Here’s John Durham-Peters on how we might think about media in this way from his essay 'Infrastructuralism'.
Media are infrastructures that regulate traffic between nature and culture. They play logistical roles in providing order and containing chaos. […] Once communication is understood not only as sending signals – which is certainly an essential function – but as altering existence, media cease to be only studios and stations, messages and channels, and become infrastructures, habitats, and forms of life. Media are not only important for scholars and citizens who care about news and entertainment, education and public opinion, art and ideology, but for everyone who breathes, stands on two feet, or navigates the ocean of memory. Media are our environments, our infrastructures of being, the habitats and materials through which we act and are.
To continue along John Durham-Peters' line of thinking, here's an excerpt from his book The Marvellous Clouds, ancient media like ‘registers, indexes, census, calendars, catalogues have always been in the business of recording, transmitting, and processing culture […] or organising time, space and power’.
The symbolic understanding of media as audio-visual ‘entertainment machines’ which undergirds most accounts of advertising and society is something of an historical exception, ‘digital media return us to the norm of media as data-processing devices’.

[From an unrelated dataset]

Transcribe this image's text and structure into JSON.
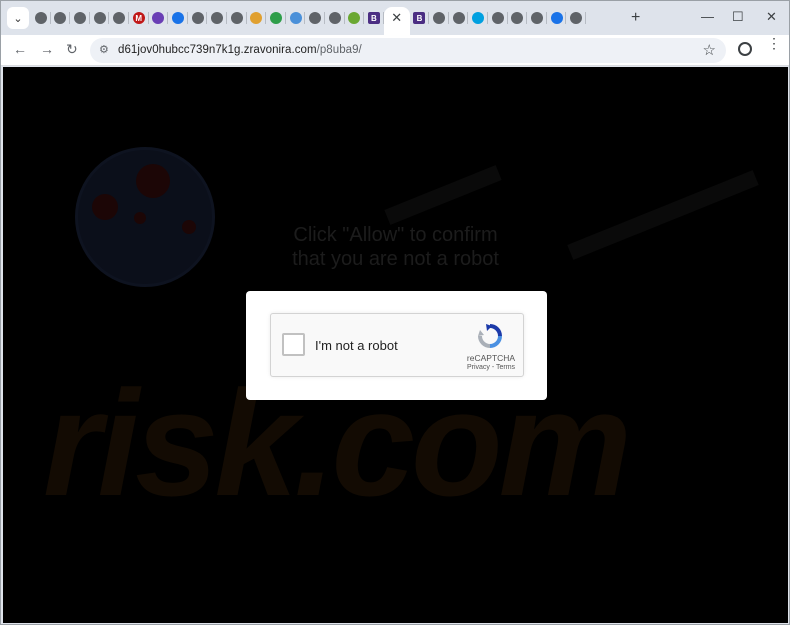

We spent much of the twentieth century thinking about how media represent reality, we must also pay attention to the historical process through which media experiment with reality.